[Note 1] The town treasurer and three selectmen. Police officers other than the plaintiffs were joined as defendants by an amendment but they did not appear.
[Note 2] "The aforesaid schedules of hours and days of duty have required the plaintiff to perform hours of duty totaling more than forty-six hours and forty minutes per week (computed as an average over each seven week period prior to deducting hours of duty, in excess of forty hours per week, not performed due to sickness, injury or vacation) for which the plaintiffs have received only their regular weekly rate of compensation. Thus, each plaintiff has performed, after the effective date of the aforesaid new Chapter 10 of the By-Laws, hours of duty in excess of forty hours per week (after deducting hours of duty in excess of forty hours per week not performed due to sickness, injury or vacation) which have not been compensated as overtime."
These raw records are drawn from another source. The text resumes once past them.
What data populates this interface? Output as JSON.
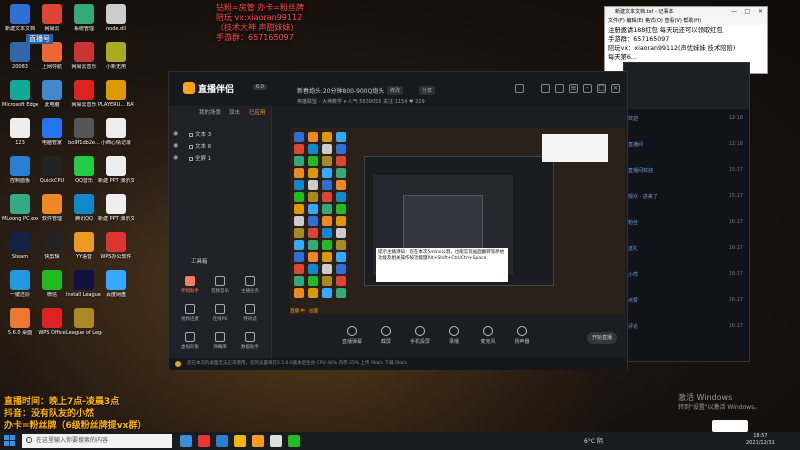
{
  "desktop": {
    "icons": [
      {
        "label": "新建文本文档",
        "color": "#2f6fd6"
      },
      {
        "label": "网易云",
        "color": "#d43"
      },
      {
        "label": "系统管理",
        "color": "#3a7"
      },
      {
        "label": "node.dll",
        "color": "#ccc"
      },
      {
        "label": "20083",
        "color": "#3366aa"
      },
      {
        "label": "上网导航",
        "color": "#e63"
      },
      {
        "label": "网易云音乐",
        "color": "#c33"
      },
      {
        "label": "小新无用",
        "color": "#aa2"
      },
      {
        "label": "Microsoft Edge",
        "color": "#1a9"
      },
      {
        "label": "此电脑",
        "color": "#4488cc"
      },
      {
        "label": "网易云音乐",
        "color": "#d22"
      },
      {
        "label": "PLAYERU... BATTLEGR...",
        "color": "#d90"
      },
      {
        "label": "123",
        "color": "#eee"
      },
      {
        "label": "电脑管家",
        "color": "#2277ee"
      },
      {
        "label": "bo9f1db2e...",
        "color": "#555"
      },
      {
        "label": "小西心情记录",
        "color": "#eee"
      },
      {
        "label": "控制面板",
        "color": "#2a7fd0"
      },
      {
        "label": "QuickCPU",
        "color": "#222"
      },
      {
        "label": "QQ音乐",
        "color": "#2c4"
      },
      {
        "label": "新建 PPT 演示文稿",
        "color": "#eee"
      },
      {
        "label": "MLoong PC.exe",
        "color": "#3a8"
      },
      {
        "label": "软件管理",
        "color": "#e82"
      },
      {
        "label": "腾讯QQ",
        "color": "#18c"
      },
      {
        "label": "新建 PPT 演示文稿",
        "color": "#eee"
      },
      {
        "label": "Steam",
        "color": "#124"
      },
      {
        "label": "快剪辑",
        "color": "#222"
      },
      {
        "label": "YY语音",
        "color": "#e92"
      },
      {
        "label": "WPS办公软件",
        "color": "#d33"
      },
      {
        "label": "一键还原",
        "color": "#2299dd"
      },
      {
        "label": "微信",
        "color": "#2b2"
      },
      {
        "label": "Install League of ...",
        "color": "#114"
      },
      {
        "label": "百度网盘",
        "color": "#3af"
      },
      {
        "label": "5.6.0 桌面",
        "color": "#e73"
      },
      {
        "label": "WPS Office",
        "color": "#d22"
      },
      {
        "label": "League of Legends",
        "color": "#a82"
      }
    ]
  },
  "overlay": {
    "promo_lines": [
      "钻粉=房管 办卡=粉丝牌",
      "陪玩 vx:xiaoran99112",
      "（技术大神 声甜妹妹）",
      "手游群：657165097"
    ],
    "bottom_lines": [
      "直播时间：晚上7点-凌晨3点",
      "抖音：没有队友的小然",
      "办卡=粉丝牌（6级粉丝牌提vx群）"
    ],
    "username_tag": "直播号"
  },
  "notepad": {
    "title": "新建文本文档.txt - 记事本",
    "menu": "文件(F)  编辑(E)  格式(O)  查看(V)  帮助(H)",
    "lines": [
      "注册邀请188红包 每天玩还可以领取红包",
      "手游群：657165097",
      "陪玩vx：xiaoran99112(声优妹妹 技术陪陪)",
      "每天第6..."
    ]
  },
  "chat_panel": {
    "items": [
      {
        "text": "欢迎",
        "time": "12:18"
      },
      {
        "text": "直播间",
        "time": "12:18"
      },
      {
        "text": "直播间欢迎",
        "time": "15:17"
      },
      {
        "text": "观众 · 进来了",
        "time": "15:17"
      },
      {
        "text": "粉丝",
        "time": "16:17"
      },
      {
        "text": "送礼",
        "time": "16:17"
      },
      {
        "text": "小然",
        "time": "16:17"
      },
      {
        "text": "点赞",
        "time": "16:17"
      },
      {
        "text": "评论",
        "time": "16:17"
      }
    ]
  },
  "app": {
    "logo": "直播伴侣",
    "version": "6.0",
    "stream_title": "新春炮头 20分钟800-900Q炮头",
    "edit_btn": "修改",
    "classify_btn": "分享",
    "live_info": "英雄联盟 - 大神教学 ▾   人气 5639055   关注 1154   ♥ 229",
    "tabs": [
      "我的场景",
      "双击",
      "已应用"
    ],
    "scenes": [
      "文本 3",
      "文本 6",
      "全屏 1"
    ],
    "tools_title": "工具箱",
    "tools": [
      {
        "label": "伴唱助手",
        "active": true
      },
      {
        "label": "音频音乐",
        "active": false
      },
      {
        "label": "主播任务",
        "active": false
      },
      {
        "label": "视频连麦",
        "active": false
      },
      {
        "label": "连线PK",
        "active": false
      },
      {
        "label": "特效选",
        "active": false
      },
      {
        "label": "虚拟形象",
        "active": false
      },
      {
        "label": "弹幕库",
        "active": false
      },
      {
        "label": "数据助手",
        "active": false
      }
    ],
    "preview_note": "提示主播须知：您在本次5mins公测，也能实现画面翻转等原始功能及相关操作按功能键Alt+Shift+Ctrl/Ctrl+Space",
    "preview_caption": "直播 中 · 画面",
    "bottom_buttons": [
      "直播弹幕",
      "截屏",
      "手机投屏",
      "录播",
      "麦克风",
      "扬声器"
    ],
    "start_live": "开始直播",
    "status": "您在本次的桌面无法正常使用，您的设置将在5.5.6.0版本后生效  CPU 46% 内存 25% 上传 0kb/s 下载 0kb/s"
  },
  "windows_watermark": {
    "line1": "激活 Windows",
    "line2": "转到\"设置\"以激活 Windows。"
  },
  "taskbar": {
    "search_placeholder": "在这里输入你要搜索的内容",
    "weather": "6°C 阴",
    "time": "18:57",
    "date": "2021/12/31"
  }
}
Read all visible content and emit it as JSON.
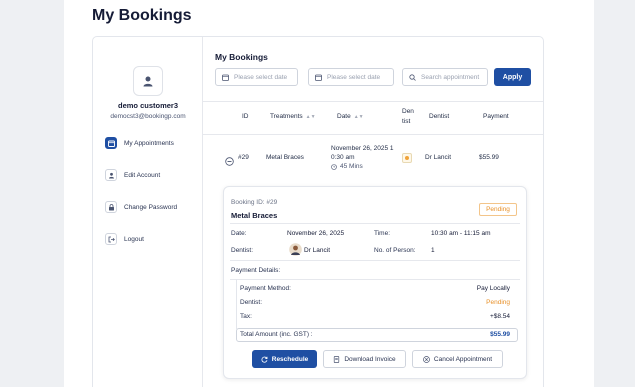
{
  "page_title": "My Bookings",
  "sidebar": {
    "user_name": "demo customer3",
    "user_email": "democst3@bookingp.com",
    "items": [
      {
        "label": "My Appointments",
        "icon": "calendar-icon",
        "active": true
      },
      {
        "label": "Edit Account",
        "icon": "user-icon",
        "active": false
      },
      {
        "label": "Change Password",
        "icon": "lock-icon",
        "active": false
      },
      {
        "label": "Logout",
        "icon": "logout-icon",
        "active": false
      }
    ]
  },
  "main": {
    "title": "My Bookings",
    "filters": {
      "date_from_placeholder": "Please select date",
      "date_to_placeholder": "Please select date",
      "search_placeholder": "Search appointment",
      "apply_label": "Apply"
    },
    "table": {
      "headers": [
        "ID",
        "Treatments",
        "Date",
        "Dentist",
        "Dentist",
        "Payment"
      ],
      "row": {
        "id": "#29",
        "treatment": "Metal Braces",
        "date": "November 26, 2025 1",
        "time": "0:30 am",
        "duration": "45 Mins",
        "status_color": "#f0a33a",
        "dentist": "Dr Lancit",
        "payment": "$55.99"
      }
    },
    "detail": {
      "booking_id": "Booking ID: #29",
      "treatment": "Metal Braces",
      "status": "Pending",
      "date_label": "Date:",
      "date_value": "November 26, 2025",
      "time_label": "Time:",
      "time_value": "10:30 am - 11:15 am",
      "dentist_label": "Dentist:",
      "dentist_value": "Dr Lancit",
      "persons_label": "No. of Person:",
      "persons_value": "1",
      "payment_details_label": "Payment Details:",
      "payment_method_label": "Payment Method:",
      "payment_method_value": "Pay Locally",
      "dentist_status_label": "Dentist:",
      "dentist_status_value": "Pending",
      "tax_label": "Tax:",
      "tax_value": "+$8.54",
      "total_label": "Total Amount (inc. GST) :",
      "total_value": "$55.99",
      "buttons": {
        "reschedule": "Reschedule",
        "download": "Download Invoice",
        "cancel": "Cancel Appointment"
      }
    }
  },
  "colors": {
    "accent": "#1f4fa3",
    "pending": "#e8912a",
    "total": "#1f4fa3"
  }
}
[Note 3] The defendants suggest that this should be read in the light of Section 17B (not adopted in Watertown) which provides: "Notwithstanding the provisions of any general or special law to the contrary, the services of all regular or permanent police officers of every city and town which accepts this section shall be restricted to five days and to forty hours in any one week; provided, that service in excess of the aforesaid days and hours may be authorized by the police commissioner, chief, superintendent or other officer or board at the head of the police department of any such city or town and the officer performing such additional service shall be compensated at the hourly rate of his regular compensation for his average weekly hours of regular duty or such higher rate as may be determined by the person or persons authorized to establish pay scales in the respective police departments."